Excerpts from an interface dataset:
##############################

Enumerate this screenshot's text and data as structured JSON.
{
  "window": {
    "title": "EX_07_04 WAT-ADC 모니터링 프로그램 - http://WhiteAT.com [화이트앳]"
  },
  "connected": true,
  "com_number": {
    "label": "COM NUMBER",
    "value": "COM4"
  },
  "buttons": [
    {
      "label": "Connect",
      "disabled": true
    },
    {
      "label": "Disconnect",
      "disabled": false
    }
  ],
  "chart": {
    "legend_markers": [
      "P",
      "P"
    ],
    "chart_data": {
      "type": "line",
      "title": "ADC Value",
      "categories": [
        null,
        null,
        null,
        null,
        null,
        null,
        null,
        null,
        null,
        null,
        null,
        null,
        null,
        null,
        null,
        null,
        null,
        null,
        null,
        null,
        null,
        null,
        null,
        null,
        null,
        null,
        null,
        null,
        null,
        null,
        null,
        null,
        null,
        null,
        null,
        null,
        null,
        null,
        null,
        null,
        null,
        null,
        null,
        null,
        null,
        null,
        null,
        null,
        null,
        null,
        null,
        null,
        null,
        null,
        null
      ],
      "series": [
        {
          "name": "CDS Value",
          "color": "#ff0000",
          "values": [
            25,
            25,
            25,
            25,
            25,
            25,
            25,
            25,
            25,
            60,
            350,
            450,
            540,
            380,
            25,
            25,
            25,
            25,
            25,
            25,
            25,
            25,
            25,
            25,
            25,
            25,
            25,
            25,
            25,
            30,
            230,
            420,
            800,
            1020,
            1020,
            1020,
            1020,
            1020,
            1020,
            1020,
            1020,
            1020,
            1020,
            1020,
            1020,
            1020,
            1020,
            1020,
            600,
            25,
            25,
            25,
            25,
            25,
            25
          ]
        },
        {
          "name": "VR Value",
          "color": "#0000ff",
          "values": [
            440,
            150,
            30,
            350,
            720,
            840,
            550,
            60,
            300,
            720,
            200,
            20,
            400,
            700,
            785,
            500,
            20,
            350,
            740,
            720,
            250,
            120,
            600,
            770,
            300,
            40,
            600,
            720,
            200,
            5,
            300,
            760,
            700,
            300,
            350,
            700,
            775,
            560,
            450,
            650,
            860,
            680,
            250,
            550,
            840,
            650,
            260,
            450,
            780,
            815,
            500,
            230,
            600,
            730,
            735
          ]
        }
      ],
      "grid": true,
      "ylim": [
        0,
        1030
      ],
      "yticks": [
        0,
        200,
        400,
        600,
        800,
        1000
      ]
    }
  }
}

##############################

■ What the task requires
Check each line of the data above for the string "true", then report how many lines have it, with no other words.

■ Solution to the exercise
3